    Shot of the day: Wesley Bryan's 7-under 65 on the Nicklaus Tournament course was helped in large part by an eagle on the par-4 10th, where he holed a 54-degree wedge from 112 yards away. Bryan went on to birdie the next hole amid a five-hole stretch of 5 under play.

    Quote of the day: "Shot 10 under par. There's not much more I can ask for." - Rahm

    Getty Images

    Recent winner Cook contending at CareerBuilder

    By Will GrayJanuary 18, 2018, 11:45 pm

    Patton Kizzire is currently the only two-time PGA Tour winner this season, but Austin Cook hopes to join him this week at the CareerBuilder Challenge.

    Cook won for the first time in November at the RSM Classic, a victory that catapaulted him from the Web.com Tour graduate category into an entirely new echelon. Cook notched a pair of top-25 finishes over the last two weeks in Hawaii, and he's again in the mix after an opening 63 on the Nicklaus Tournament Course left him one shot behind Jon Rahm.

    "Today was great," Cook told reporters. "The conditions were perfect, but I always loved desert golf and I was just hitting the ball well and seeing good lines on the greens and hitting good putts."

    Cook got off to a fast start, playing his first seven holes in 6 under highlighted by an eagle on the par-5 fourth hole. He briefly entertained the notion of a sub-60 round after birdies on Nos. 10 and 11 before closing with six pars and a birdie.

    CareerBuilder Challenge: Articles, photos and videos

    Cook was a relative unknown before his victory at Sea Island earlier this season, but now with the flexibility and confidence afforded by a win he hopes to build on his burgeoning momentum this week in California.

    "That was a big, proud moment for myself, knowing that I can finish a tournament," Cook said. "I think it was one of those things that I've proven to myself that now I can do it, and it just meant the world to me."

    Getty Images

    Photo: Fleetwood's phone cover is picture of Bjorn

    By Jason CrookJanuary 18, 2018, 11:40 pm

    There's phone covers and then there are Phone Covers.

    Paul Casey has himself a Phone Cover, showing off the protective case that features a picture of his wife at last year's U.S. Open.

    Now, it appears, Tommy Fleetwood has joined the movement.

    Fleetwood, last year's season-long Race to Dubai winner, has a phone cover with a picture of Ryder Cup captain Thomas Bjorn on it. And not even a current Thomas Bjorn. This is a young Bjorn. A hair-having Bjorn.

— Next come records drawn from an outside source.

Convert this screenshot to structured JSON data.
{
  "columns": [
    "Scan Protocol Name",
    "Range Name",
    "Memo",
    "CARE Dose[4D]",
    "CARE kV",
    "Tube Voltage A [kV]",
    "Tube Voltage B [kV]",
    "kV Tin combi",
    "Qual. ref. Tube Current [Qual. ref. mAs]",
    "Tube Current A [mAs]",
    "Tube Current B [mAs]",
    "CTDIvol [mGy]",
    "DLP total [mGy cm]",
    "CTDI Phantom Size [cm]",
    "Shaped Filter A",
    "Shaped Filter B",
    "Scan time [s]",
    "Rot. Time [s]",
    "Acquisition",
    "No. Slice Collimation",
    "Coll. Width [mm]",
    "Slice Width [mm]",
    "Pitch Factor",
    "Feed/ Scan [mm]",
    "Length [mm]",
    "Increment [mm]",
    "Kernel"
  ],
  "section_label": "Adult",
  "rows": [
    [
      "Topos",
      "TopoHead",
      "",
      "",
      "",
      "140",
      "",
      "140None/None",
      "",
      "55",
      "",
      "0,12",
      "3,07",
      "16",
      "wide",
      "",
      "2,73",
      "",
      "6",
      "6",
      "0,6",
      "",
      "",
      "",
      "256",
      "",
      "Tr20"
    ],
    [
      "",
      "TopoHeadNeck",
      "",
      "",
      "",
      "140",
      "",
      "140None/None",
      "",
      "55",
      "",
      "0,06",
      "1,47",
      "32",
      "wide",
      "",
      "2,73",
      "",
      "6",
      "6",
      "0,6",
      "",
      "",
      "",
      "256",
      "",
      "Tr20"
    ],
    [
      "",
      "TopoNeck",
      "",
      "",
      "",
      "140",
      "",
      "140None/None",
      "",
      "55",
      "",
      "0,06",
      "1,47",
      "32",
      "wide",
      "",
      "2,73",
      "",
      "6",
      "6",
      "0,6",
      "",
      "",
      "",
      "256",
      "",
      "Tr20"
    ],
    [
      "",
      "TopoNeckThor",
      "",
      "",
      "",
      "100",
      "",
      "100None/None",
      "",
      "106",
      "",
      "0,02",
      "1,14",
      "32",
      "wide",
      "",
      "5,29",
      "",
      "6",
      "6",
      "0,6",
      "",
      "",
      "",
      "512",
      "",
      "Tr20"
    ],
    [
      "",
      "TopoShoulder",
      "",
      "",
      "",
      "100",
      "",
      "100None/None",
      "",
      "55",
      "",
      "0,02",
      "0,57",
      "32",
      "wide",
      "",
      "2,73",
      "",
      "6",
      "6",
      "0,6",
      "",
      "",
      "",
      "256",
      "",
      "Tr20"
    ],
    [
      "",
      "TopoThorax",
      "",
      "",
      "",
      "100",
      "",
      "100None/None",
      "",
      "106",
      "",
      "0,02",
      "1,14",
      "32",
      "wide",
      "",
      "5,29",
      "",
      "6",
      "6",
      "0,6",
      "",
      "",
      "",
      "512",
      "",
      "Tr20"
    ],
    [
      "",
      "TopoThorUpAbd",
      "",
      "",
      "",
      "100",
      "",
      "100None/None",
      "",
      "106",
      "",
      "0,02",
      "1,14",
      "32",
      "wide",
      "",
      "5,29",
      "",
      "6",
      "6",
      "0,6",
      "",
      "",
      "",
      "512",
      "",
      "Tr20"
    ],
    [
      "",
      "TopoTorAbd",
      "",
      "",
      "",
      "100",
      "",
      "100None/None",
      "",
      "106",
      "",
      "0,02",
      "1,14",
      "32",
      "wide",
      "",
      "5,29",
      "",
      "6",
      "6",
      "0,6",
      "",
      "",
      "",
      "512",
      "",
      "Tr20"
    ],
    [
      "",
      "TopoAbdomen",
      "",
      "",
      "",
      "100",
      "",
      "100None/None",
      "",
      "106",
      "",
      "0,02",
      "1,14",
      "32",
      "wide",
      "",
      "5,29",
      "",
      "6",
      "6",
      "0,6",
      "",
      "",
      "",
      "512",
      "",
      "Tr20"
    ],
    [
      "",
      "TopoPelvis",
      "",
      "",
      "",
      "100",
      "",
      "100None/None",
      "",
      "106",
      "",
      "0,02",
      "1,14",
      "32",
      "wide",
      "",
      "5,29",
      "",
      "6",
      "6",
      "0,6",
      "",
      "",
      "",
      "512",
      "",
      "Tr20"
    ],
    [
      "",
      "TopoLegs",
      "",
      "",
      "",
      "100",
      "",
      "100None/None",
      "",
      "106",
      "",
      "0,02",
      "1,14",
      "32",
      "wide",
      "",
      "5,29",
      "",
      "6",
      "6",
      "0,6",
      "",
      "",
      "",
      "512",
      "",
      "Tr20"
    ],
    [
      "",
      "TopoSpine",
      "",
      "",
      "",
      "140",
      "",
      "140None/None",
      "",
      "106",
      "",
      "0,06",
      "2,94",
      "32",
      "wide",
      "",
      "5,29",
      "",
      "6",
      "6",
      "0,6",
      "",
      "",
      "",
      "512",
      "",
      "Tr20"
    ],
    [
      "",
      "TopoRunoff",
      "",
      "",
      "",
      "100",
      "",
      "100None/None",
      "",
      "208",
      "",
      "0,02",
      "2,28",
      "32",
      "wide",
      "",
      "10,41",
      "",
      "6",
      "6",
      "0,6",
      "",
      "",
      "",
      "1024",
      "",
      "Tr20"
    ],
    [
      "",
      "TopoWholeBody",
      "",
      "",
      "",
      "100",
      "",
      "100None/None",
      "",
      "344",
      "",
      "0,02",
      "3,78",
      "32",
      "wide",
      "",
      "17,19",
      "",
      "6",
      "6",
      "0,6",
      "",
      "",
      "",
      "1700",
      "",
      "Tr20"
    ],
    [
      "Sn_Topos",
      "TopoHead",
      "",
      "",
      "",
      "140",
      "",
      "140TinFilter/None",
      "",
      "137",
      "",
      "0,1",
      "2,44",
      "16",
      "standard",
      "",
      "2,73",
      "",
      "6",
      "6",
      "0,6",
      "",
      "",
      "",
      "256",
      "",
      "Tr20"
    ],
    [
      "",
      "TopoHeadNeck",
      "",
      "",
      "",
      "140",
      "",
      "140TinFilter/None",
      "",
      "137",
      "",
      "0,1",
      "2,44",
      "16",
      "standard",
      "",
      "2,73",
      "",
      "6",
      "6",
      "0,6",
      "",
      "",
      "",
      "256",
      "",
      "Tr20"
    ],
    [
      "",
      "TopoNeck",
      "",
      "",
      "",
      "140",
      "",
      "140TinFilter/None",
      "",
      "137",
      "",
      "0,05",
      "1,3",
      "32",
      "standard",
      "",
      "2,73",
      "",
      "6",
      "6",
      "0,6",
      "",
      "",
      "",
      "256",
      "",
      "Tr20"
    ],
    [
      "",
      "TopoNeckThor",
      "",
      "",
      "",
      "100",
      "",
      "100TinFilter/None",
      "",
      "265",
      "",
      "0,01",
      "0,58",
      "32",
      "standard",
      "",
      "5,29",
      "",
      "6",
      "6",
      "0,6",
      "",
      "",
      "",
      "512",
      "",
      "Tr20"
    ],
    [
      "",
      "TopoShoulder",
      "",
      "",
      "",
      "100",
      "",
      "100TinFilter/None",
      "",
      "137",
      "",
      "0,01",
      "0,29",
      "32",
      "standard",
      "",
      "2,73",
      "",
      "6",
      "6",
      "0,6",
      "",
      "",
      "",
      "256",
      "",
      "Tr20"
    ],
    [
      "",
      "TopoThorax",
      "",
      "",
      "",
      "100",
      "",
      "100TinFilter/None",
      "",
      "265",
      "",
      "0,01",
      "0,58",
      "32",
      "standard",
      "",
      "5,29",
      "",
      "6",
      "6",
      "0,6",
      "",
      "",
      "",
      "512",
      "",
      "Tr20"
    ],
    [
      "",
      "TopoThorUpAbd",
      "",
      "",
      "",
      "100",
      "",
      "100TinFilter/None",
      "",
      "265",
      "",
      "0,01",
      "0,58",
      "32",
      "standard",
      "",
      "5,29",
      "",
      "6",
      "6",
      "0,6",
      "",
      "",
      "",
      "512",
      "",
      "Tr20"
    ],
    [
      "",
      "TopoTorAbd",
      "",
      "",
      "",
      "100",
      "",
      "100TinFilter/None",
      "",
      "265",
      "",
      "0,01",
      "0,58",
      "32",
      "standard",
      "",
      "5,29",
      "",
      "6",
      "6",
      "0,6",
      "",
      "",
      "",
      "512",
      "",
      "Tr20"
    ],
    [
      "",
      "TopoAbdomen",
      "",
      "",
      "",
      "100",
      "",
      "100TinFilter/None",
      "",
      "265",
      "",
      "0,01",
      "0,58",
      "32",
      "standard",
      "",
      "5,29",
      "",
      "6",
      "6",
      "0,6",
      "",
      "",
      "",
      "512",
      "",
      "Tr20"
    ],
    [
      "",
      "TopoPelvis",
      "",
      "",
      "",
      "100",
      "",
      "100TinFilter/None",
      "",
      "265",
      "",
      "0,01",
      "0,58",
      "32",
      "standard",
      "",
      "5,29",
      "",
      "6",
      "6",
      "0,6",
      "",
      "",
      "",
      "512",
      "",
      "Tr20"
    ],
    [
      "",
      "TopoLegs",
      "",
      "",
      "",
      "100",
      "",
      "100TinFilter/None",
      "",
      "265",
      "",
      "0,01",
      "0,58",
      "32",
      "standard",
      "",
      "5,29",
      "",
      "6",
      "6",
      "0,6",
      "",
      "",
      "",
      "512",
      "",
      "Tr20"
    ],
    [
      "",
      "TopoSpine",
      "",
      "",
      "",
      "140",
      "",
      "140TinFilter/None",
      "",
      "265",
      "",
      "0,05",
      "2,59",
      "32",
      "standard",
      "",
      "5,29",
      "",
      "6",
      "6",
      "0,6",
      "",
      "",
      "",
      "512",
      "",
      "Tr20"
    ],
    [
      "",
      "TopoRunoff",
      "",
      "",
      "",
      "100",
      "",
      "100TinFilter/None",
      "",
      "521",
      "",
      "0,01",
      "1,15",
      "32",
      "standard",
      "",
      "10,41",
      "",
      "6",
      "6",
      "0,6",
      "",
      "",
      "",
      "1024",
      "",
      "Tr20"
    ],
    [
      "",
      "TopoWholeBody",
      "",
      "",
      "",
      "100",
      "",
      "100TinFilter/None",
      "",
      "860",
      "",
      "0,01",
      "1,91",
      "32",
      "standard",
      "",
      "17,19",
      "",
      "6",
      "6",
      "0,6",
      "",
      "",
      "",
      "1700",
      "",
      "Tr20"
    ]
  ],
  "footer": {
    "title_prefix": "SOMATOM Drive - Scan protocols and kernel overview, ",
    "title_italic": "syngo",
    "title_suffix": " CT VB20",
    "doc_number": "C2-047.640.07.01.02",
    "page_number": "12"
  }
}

    A post shared by Alex Noren (@alexnoren1) on

    The 26-year-old is a virtual lock for this year's European Ryder Cup team, but just in case, he's carrying around a phone with a picture of the team captain attached to the back of it.

    It's a bold strategy, Cotton. Let's see if it pays off for him.